TASK DIRECTIONS = With the images excluded, set down every line of the listing below exactly.

SUPPLIED RECORDS =
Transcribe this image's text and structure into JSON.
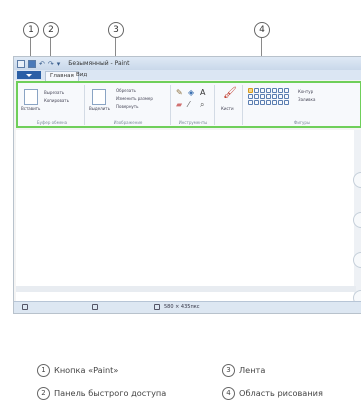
{
  "callouts": [
    "1",
    "2",
    "3",
    "4"
  ],
  "window": {
    "title": "Безымянный - Paint",
    "tabs": [
      "Главная",
      "Вид"
    ]
  },
  "ribbon": {
    "groups": [
      {
        "label": "Буфер обмена",
        "items": [
          "Вставить",
          "Вырезать",
          "Копировать"
        ]
      },
      {
        "label": "Изображение",
        "items": [
          "Выделить",
          "Обрезать",
          "Изменить размер",
          "Повернуть"
        ]
      },
      {
        "label": "Инструменты",
        "items": []
      },
      {
        "label": "Кисти",
        "items": [
          "Кисти"
        ]
      },
      {
        "label": "Фигуры",
        "items": [
          "Контур",
          "Заливка"
        ]
      }
    ]
  },
  "status": {
    "size_text": "580 × 435пкс"
  },
  "legend": [
    {
      "num": "1",
      "text": "Кнопка «Paint»"
    },
    {
      "num": "2",
      "text": "Панель быстрого доступа"
    },
    {
      "num": "3",
      "text": "Лента"
    },
    {
      "num": "4",
      "text": "Область рисования"
    }
  ],
  "colors": {
    "ribbon_highlight": "#6fcf5a",
    "paint_button": "#2a5fa6"
  }
}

ANSWER TO THIS PROBLEM =
Transcribe this image's text and structure into JSON.
{
  "callouts": [
    "1",
    "2",
    "3",
    "4"
  ],
  "window": {
    "title": "Безымянный - Paint",
    "tabs": [
      "Главная",
      "Вид"
    ]
  },
  "ribbon": {
    "groups": [
      {
        "label": "Буфер обмена",
        "items": [
          "Вставить",
          "Вырезать",
          "Копировать"
        ]
      },
      {
        "label": "Изображение",
        "items": [
          "Выделить",
          "Обрезать",
          "Изменить размер",
          "Повернуть"
        ]
      },
      {
        "label": "Инструменты",
        "items": []
      },
      {
        "label": "Кисти",
        "items": [
          "Кисти"
        ]
      },
      {
        "label": "Фигуры",
        "items": [
          "Контур",
          "Заливка"
        ]
      }
    ]
  },
  "status": {
    "size_text": "580 × 435пкс"
  },
  "legend": [
    {
      "num": "1",
      "text": "Кнопка «Paint»"
    },
    {
      "num": "2",
      "text": "Панель быстрого доступа"
    },
    {
      "num": "3",
      "text": "Лента"
    },
    {
      "num": "4",
      "text": "Область рисования"
    }
  ],
  "colors": {
    "ribbon_highlight": "#6fcf5a",
    "paint_button": "#2a5fa6"
  }
}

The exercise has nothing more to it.